Saint-Viateur Est is like many other neighbourhoods in rapidly gentrifying North American cities where city governments have sought to attract creative industries in order to repurpose post-industrial spaces and encourage economic development. Inevitably, this strategy caters to a certain kind of urbanite and is accompanied by the displacement of others—frequently new immigrants and/or working class—who are more likely to live in proximity to industrial areas where property values are lower. Both Mile End and La Petite-Patrie were heavily populated by these people in decades past.

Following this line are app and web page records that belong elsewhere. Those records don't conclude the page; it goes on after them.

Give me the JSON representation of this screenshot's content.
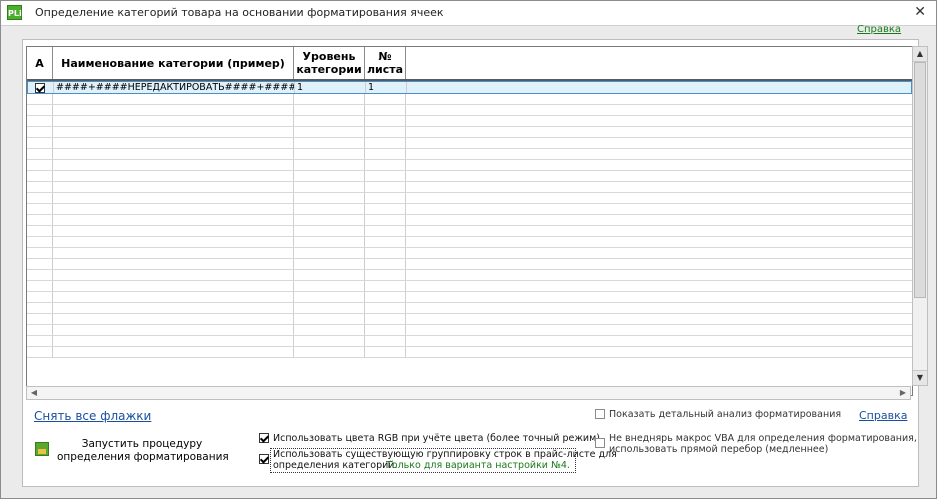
{
  "window": {
    "icon_text": "PLi",
    "title": "Определение категорий товара на основании форматирования ячеек",
    "close_glyph": "✕",
    "help_link": "Справка"
  },
  "grid": {
    "columns": [
      "A",
      "Наименование категории (пример)",
      "Уровень категории",
      "№ листа"
    ],
    "rows": [
      {
        "checked": true,
        "name": "####+####НЕРЕДАКТИРОВАТЬ####+####",
        "level": "1",
        "sheet": "1"
      }
    ],
    "empty_row_count": 24
  },
  "footer": {
    "clear_flags_link": "Снять все флажки",
    "run_button_line1": "Запустить процедуру",
    "run_button_line2": "определения форматирования",
    "option_rgb": {
      "checked": true,
      "label": "Использовать цвета RGB при учёте цвета (более точный режим)."
    },
    "option_grouping": {
      "checked": true,
      "label_line1": "Использовать существующую группировку строк в прайс-листе для",
      "label_line2": "определения категорий.",
      "note": "Только для варианта настройки №4."
    },
    "option_detail": {
      "checked": false,
      "label": "Показать детальный анализ форматирования"
    },
    "option_no_vba": {
      "checked": false,
      "label_line1": "Не внеднярь макрос VBA для определения форматирования,",
      "label_line2": "использовать прямой перебор (медленнее)"
    },
    "help_link": "Справка"
  }
}
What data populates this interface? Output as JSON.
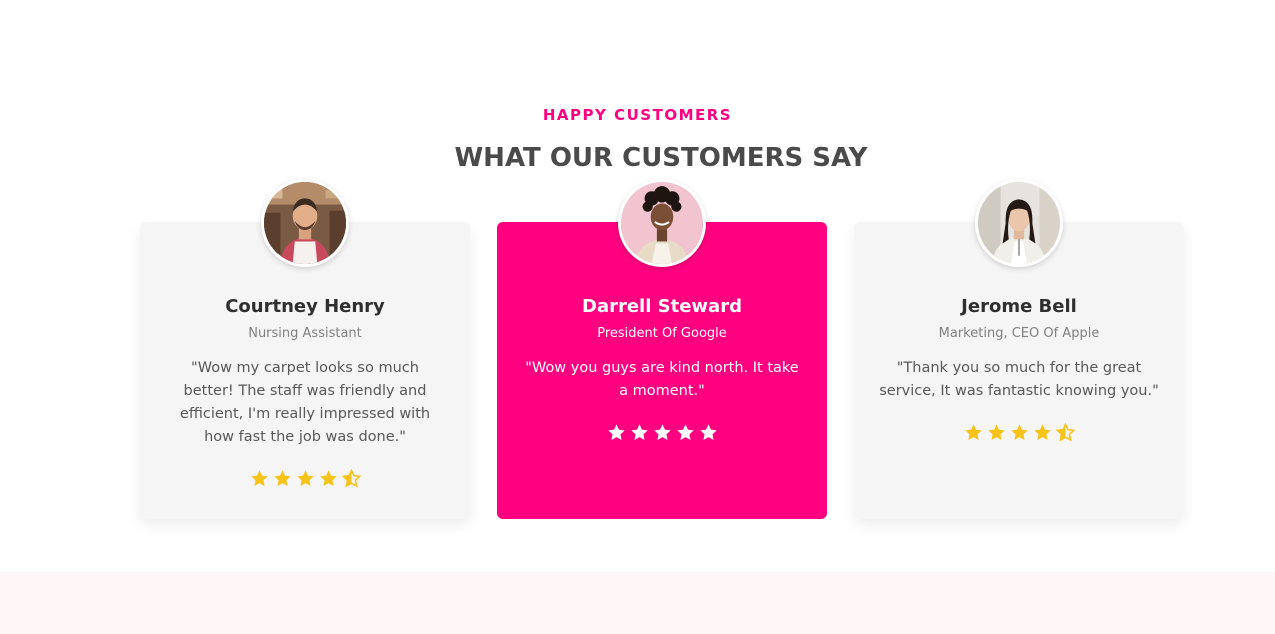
{
  "section": {
    "eyebrow": "HAPPY CUSTOMERS",
    "heading": "WHAT OUR CUSTOMERS SAY"
  },
  "colors": {
    "accent": "#ff0080",
    "star": "#f7c318",
    "card_bg": "#f5f5f5",
    "heading": "#4a4a4a"
  },
  "testimonials": [
    {
      "name": "Courtney Henry",
      "role": "Nursing Assistant",
      "quote": "\"Wow my carpet looks so much better! The staff was friendly and efficient, I'm really impressed with how fast the job was done.\"",
      "rating": 4.5,
      "featured": false,
      "avatar_icon": "man-apron-avatar"
    },
    {
      "name": "Darrell Steward",
      "role": "President Of Google",
      "quote": "\"Wow you guys are kind north. It take a moment.\"",
      "rating": 5,
      "featured": true,
      "avatar_icon": "woman-curly-hair-avatar"
    },
    {
      "name": "Jerome Bell",
      "role": "Marketing, CEO Of Apple",
      "quote": "\"Thank you so much for the great service, It was fantastic knowing you.\"",
      "rating": 4.5,
      "featured": false,
      "avatar_icon": "woman-office-avatar"
    }
  ]
}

Saint-Viateur Est is home to a high concentration of start-ups and the offices of Ubisoft, one of the world’s biggest video game developers. Between 2012 and 2016, the number of jobs in Saint-Viateur Est increased from 7,500 to 13,000, with Ubisoft alone employing 3,000 people in its offices there. The public spaces bordering the train tracks cater to these and other young professionals who work, live and hang out in the trendy area.
Each summer, the city and various corporate partners set up Aire Commune—an open-air networking and events space within and around decommissioned shipping containers—in a gravel loton the southern edge of the tracks. The season-long pop-up festival features craft beer, free wi-fi, food trucks, local DJs and yoga classes. The website for the initiative is tightly branded, highly corporate and plastered with images of young, almost entirely white people having fun. In close proximity, an abandoned warehouse under municipal jurisdiction and used for years by homeless people to escape Montreal’s notoriously harsh winters, was recently torn down. These two city initiatives taken together illustrate who is welcome in this space, and who is not.
Meanwhile, in Parc-Ex the city (and province) continue to invest in the construction of the new University of Montreal campus just north of the train tracks in what was once a train yard. Once completed, this new campus promises to bring thousands of students to the area, likely shifting the demographics of the neighbourhood and inflating rents. Developers have already begun construction on luxury apartments, sparking protests from local community organizations like Brique par Brique. While the neighbourhood has until now been sparse on public space, with the influx of students the plans for the campus include four new parks.
The development along the peripheries downtown Montreal’s train tracks offers a case study for how infrastructure can worsen inequality, how the allocation of public resources favours some groups over others and how the city managers are working to facilitate gentrification. This discussion raises many more questions about how to pursue a more collective right to the city—both for policy makers and for organizers.
How can we improve access to public space and remove impediments to free passage by foot and bike without spurring gentrification? How might well-intentioned community organizing in one part of the city leave behind people in others? And how can we form coalitions across neighbourhoods that are dealing with similar challenges, yet make sure that the loudest voices are not those with the most social capital based on race, gender and class? Only by pursuing the answers to these questions can we ensure that the right to the city is one we bear collectively.
Sophie O'Manique is a PhD student in geography at the Graduat Centre, City University of New York, and is currently living in Montreal.